Reproduce the records exactly, but not the pictures.
START Entries supplied
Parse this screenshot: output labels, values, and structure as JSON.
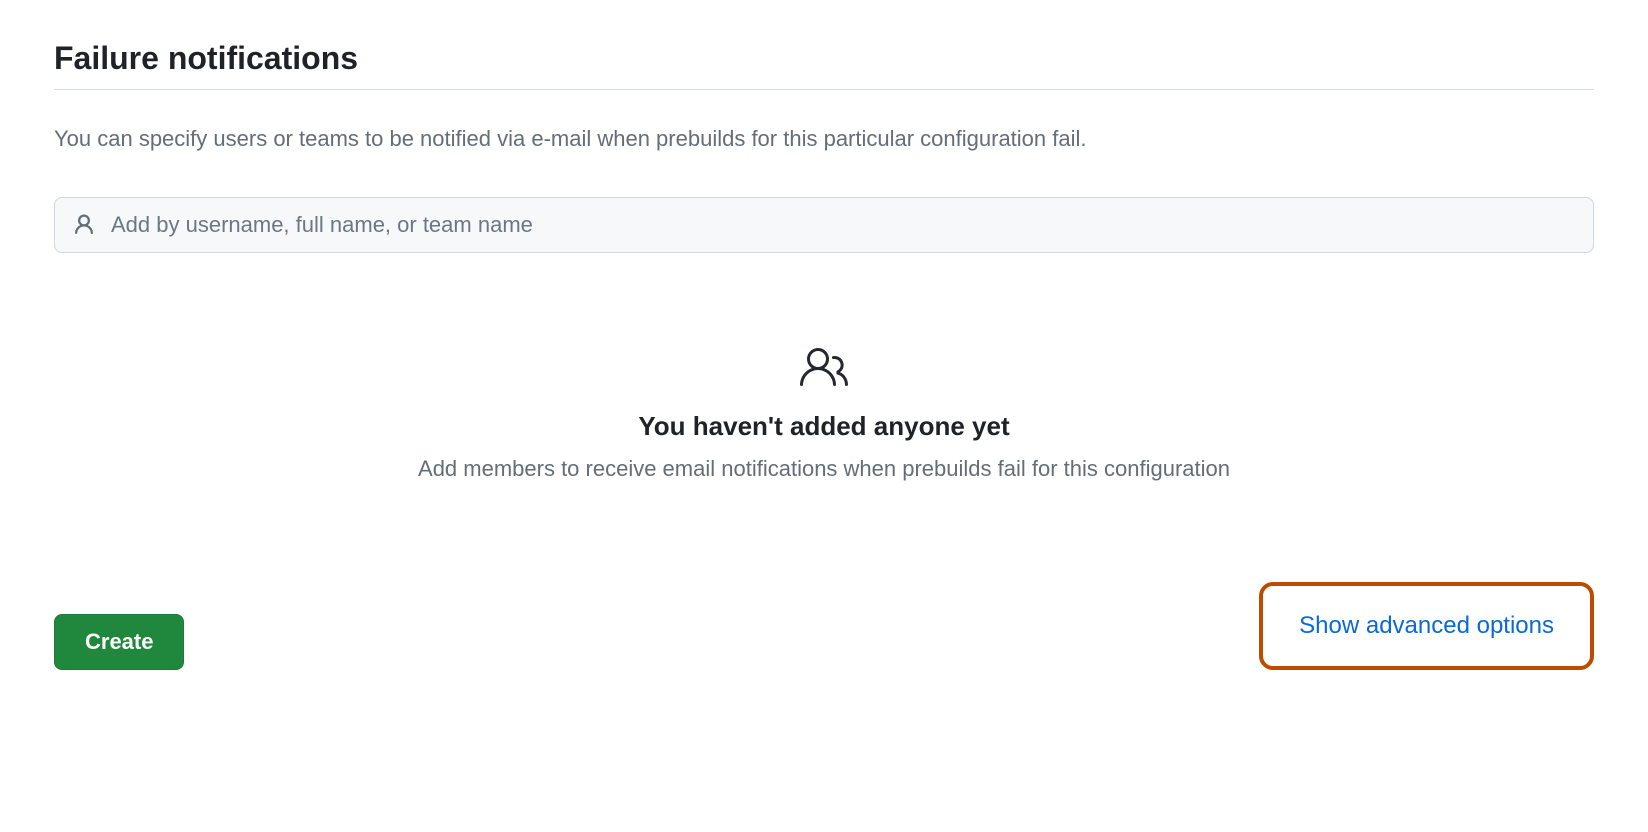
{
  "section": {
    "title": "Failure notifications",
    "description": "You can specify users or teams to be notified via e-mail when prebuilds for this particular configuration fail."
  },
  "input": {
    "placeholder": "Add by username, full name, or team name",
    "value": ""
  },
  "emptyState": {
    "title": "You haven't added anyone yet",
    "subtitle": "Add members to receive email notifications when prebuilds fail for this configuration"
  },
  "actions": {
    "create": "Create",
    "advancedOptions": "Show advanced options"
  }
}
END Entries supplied
Solution to this exercise ::
Parse this screenshot: output labels, values, and structure as JSON.
{
  "section": {
    "title": "Failure notifications",
    "description": "You can specify users or teams to be notified via e-mail when prebuilds for this particular configuration fail."
  },
  "input": {
    "placeholder": "Add by username, full name, or team name",
    "value": ""
  },
  "emptyState": {
    "title": "You haven't added anyone yet",
    "subtitle": "Add members to receive email notifications when prebuilds fail for this configuration"
  },
  "actions": {
    "create": "Create",
    "advancedOptions": "Show advanced options"
  }
}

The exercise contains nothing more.